EXTRACTED RECORDS:
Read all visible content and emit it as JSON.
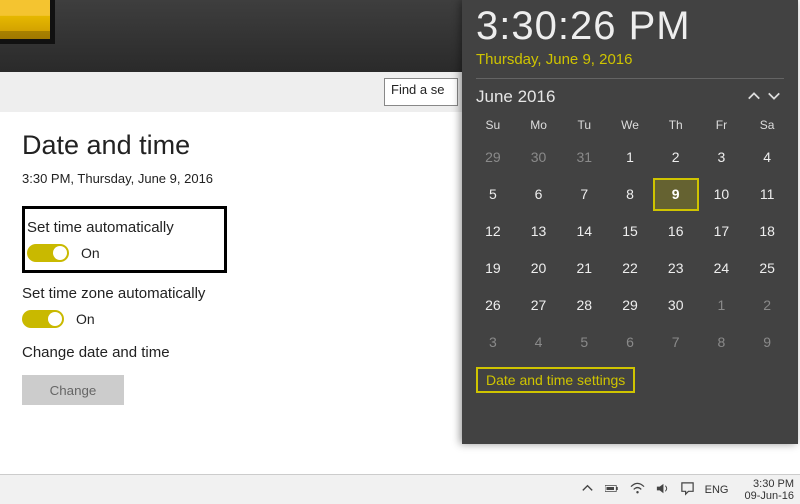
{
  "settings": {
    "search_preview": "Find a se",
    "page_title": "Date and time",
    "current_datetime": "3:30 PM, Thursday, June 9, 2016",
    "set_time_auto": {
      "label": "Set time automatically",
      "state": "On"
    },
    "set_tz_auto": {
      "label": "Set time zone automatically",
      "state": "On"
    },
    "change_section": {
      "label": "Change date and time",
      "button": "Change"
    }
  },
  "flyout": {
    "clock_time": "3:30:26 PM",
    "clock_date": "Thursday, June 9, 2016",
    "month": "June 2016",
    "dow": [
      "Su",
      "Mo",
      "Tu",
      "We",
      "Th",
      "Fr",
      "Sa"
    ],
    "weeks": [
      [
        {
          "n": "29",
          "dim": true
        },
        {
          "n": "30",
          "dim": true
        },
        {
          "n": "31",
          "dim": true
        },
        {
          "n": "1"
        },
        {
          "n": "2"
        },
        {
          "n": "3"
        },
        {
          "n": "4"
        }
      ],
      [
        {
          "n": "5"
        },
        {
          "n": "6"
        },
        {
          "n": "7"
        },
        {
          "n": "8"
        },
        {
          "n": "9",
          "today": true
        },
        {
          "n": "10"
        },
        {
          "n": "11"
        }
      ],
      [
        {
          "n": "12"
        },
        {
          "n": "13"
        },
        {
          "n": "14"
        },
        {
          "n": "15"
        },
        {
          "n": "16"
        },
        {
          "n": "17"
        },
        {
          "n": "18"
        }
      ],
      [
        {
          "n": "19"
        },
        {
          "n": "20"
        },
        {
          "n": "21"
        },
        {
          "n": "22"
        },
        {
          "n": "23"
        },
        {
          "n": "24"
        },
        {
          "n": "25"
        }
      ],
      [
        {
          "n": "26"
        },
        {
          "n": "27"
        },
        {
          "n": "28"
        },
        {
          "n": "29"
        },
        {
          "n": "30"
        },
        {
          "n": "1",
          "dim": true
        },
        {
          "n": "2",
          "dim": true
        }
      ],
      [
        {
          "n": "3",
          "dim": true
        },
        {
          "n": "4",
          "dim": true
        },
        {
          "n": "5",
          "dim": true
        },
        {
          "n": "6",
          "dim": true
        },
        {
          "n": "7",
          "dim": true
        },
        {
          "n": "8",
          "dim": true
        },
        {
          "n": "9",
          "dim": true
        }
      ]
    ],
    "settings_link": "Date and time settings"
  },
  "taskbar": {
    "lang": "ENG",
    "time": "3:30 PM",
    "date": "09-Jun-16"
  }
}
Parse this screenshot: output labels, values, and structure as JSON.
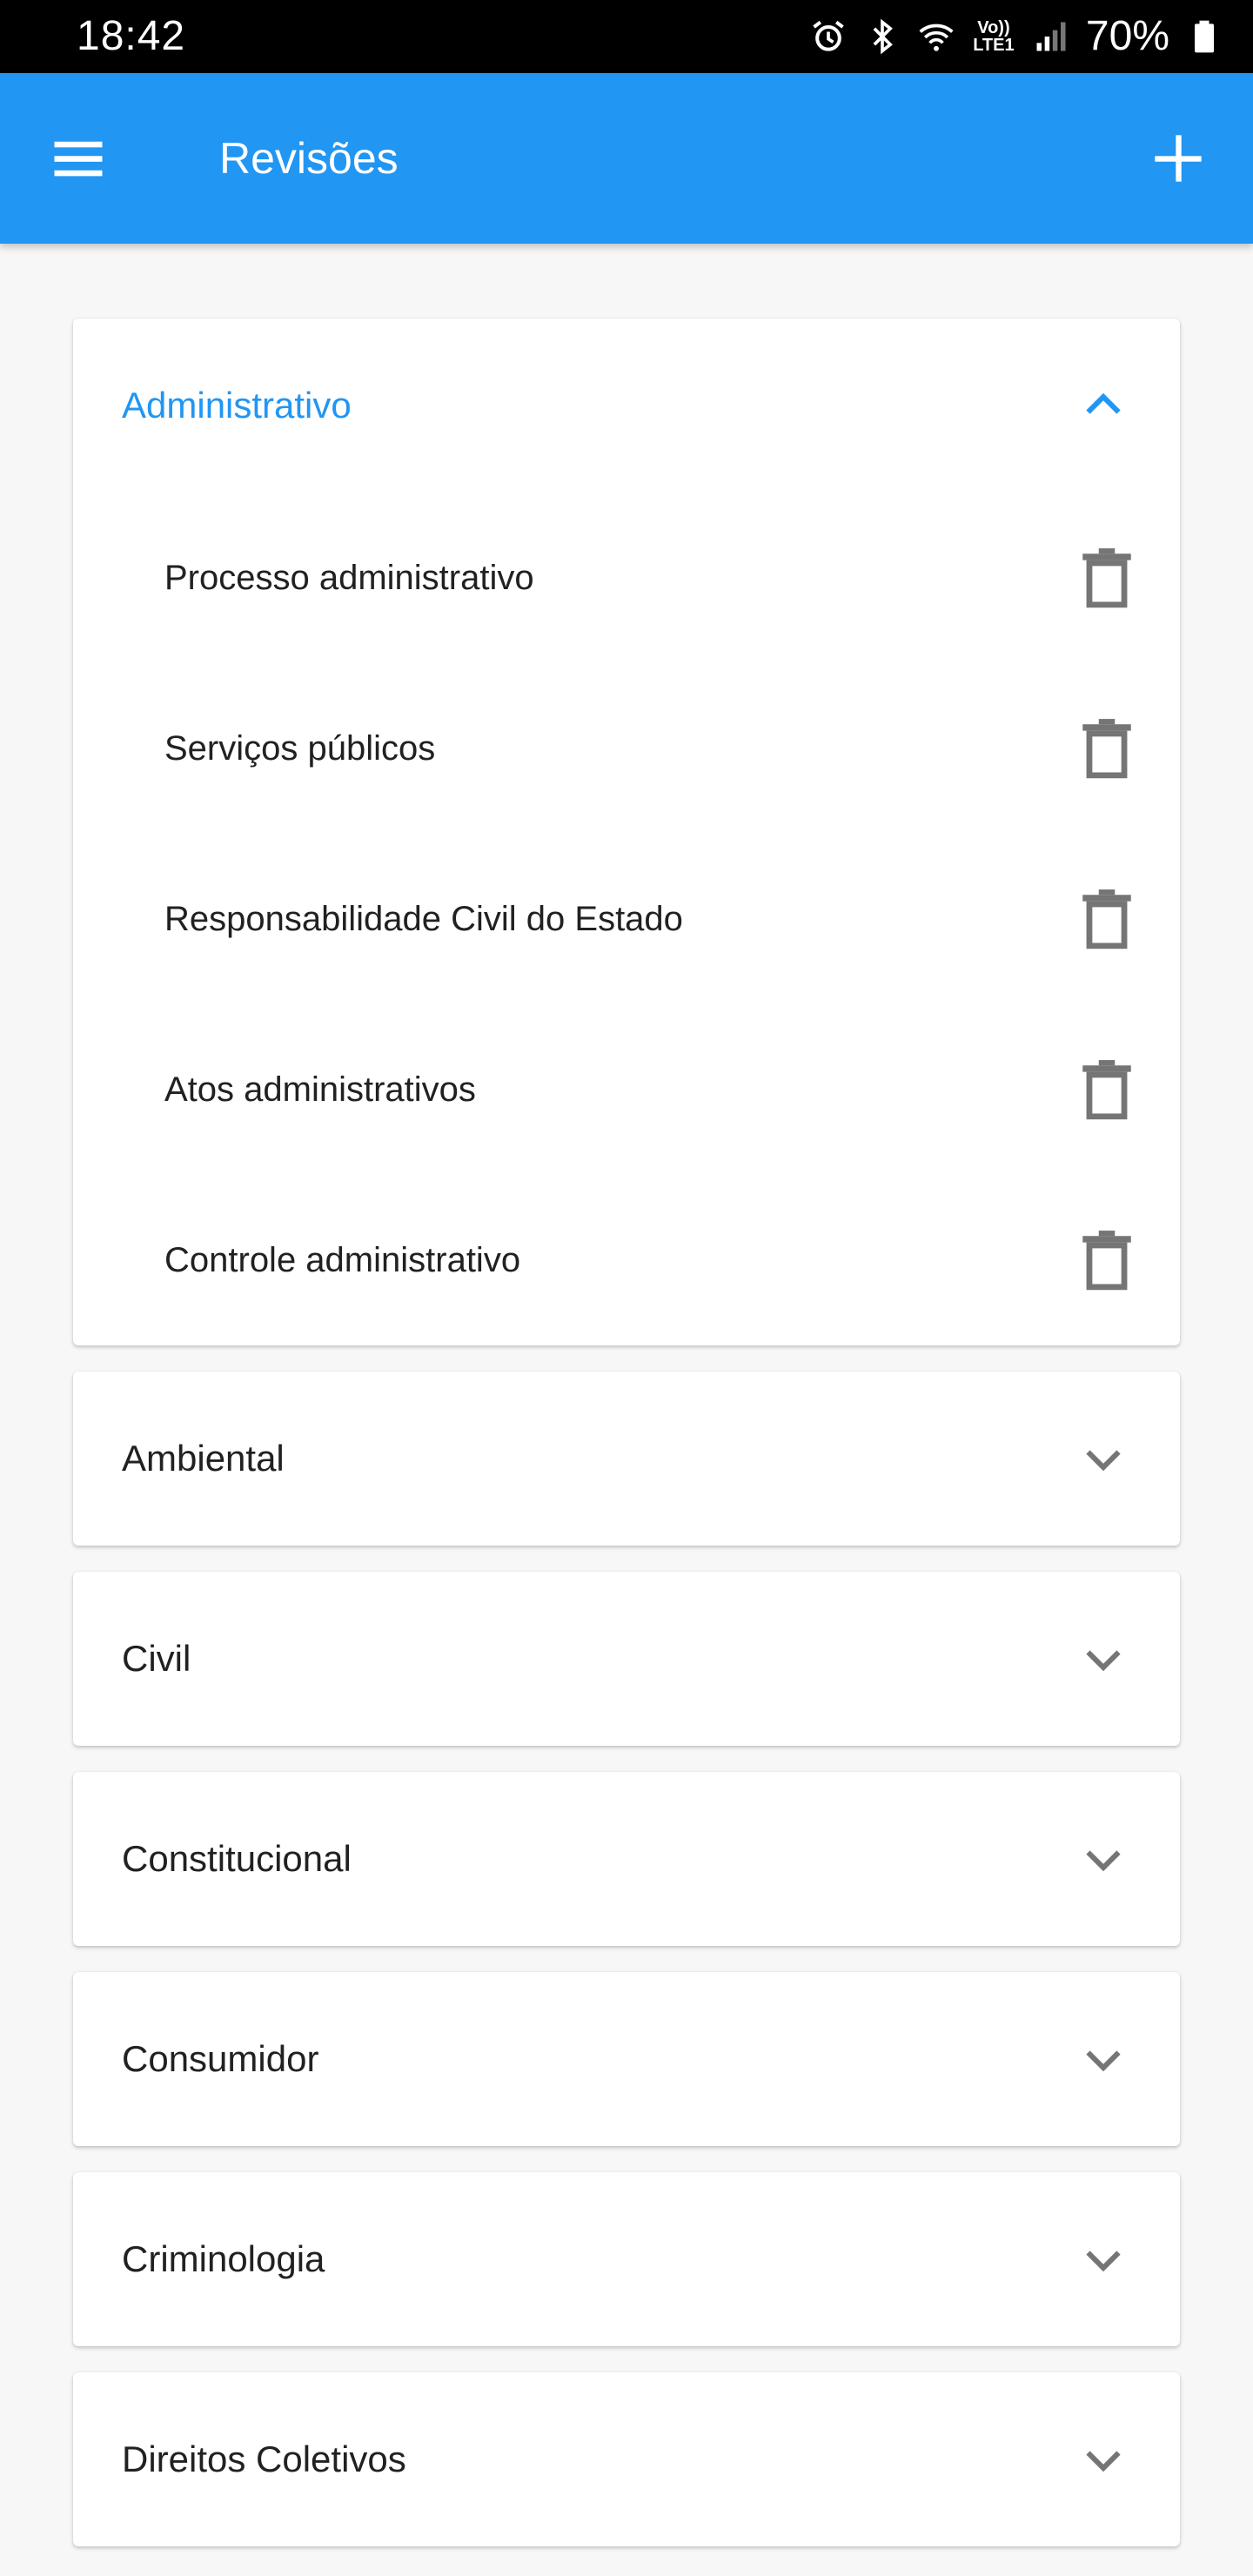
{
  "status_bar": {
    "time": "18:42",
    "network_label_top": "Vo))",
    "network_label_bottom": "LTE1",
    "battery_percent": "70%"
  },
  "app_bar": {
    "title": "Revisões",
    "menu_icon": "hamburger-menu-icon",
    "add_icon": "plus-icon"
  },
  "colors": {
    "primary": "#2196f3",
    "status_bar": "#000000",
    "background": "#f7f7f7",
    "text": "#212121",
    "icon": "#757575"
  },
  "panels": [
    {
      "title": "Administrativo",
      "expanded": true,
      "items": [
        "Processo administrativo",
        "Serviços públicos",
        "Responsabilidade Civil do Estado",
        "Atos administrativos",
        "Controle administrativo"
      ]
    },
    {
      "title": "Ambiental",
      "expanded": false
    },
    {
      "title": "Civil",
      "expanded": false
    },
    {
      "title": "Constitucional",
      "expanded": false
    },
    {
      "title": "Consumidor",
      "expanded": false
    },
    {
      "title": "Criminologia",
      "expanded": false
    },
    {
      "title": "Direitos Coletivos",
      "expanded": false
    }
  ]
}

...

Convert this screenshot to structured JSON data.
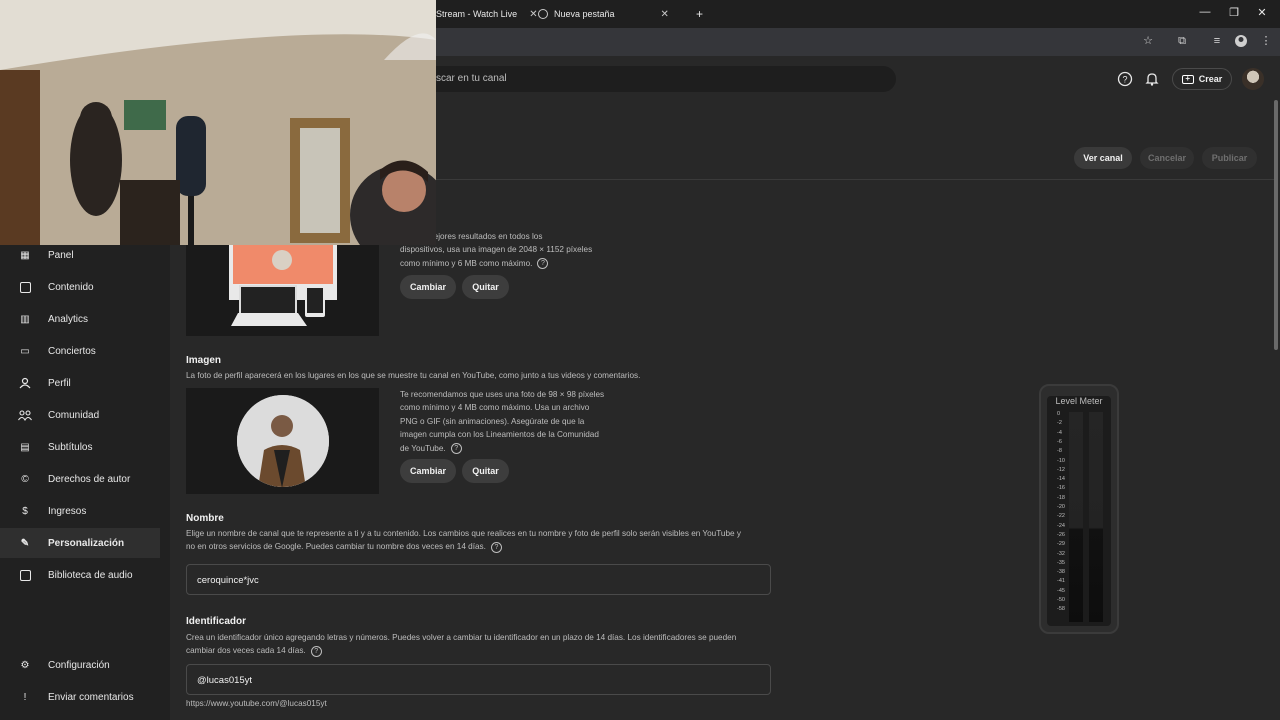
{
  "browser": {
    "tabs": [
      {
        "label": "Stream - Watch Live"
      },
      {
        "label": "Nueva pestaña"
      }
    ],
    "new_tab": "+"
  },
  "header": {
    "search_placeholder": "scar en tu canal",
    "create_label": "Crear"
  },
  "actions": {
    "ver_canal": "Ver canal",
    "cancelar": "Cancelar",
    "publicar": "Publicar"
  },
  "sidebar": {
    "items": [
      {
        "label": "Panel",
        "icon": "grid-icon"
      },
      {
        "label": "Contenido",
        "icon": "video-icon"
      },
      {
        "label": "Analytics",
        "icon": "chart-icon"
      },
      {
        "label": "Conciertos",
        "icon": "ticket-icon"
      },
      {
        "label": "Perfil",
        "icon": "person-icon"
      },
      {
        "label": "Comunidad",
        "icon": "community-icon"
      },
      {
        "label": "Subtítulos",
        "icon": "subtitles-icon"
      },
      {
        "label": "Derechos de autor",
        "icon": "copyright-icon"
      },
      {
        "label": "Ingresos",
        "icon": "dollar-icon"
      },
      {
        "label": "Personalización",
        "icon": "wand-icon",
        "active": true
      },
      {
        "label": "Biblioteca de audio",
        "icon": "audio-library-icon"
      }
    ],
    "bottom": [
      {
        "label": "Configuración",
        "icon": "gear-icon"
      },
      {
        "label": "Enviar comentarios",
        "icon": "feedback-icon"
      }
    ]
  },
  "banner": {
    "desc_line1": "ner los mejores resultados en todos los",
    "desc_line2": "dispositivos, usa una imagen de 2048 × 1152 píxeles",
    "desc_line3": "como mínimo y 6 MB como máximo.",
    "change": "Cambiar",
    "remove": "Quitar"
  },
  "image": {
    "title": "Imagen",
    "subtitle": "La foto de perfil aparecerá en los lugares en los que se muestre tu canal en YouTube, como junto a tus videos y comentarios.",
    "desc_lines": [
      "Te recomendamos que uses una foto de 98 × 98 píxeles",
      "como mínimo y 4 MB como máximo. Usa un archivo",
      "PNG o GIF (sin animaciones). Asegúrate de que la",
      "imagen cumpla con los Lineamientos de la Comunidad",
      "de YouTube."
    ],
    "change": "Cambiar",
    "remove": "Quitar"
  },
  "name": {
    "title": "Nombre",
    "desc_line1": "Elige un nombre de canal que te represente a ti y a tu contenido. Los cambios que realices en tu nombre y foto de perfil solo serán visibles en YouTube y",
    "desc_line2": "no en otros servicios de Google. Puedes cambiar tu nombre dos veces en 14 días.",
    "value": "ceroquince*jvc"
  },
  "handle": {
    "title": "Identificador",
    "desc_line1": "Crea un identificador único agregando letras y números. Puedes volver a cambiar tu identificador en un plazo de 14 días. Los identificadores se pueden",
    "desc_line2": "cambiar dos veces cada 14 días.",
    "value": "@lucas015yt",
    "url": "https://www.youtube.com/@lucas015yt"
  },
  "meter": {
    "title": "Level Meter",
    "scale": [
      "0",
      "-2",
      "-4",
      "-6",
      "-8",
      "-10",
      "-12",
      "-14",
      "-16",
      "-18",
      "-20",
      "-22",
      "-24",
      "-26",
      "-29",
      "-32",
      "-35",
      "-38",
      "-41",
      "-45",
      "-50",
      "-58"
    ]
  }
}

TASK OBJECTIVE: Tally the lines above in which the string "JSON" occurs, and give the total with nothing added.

REPLY TO THE TASK: 3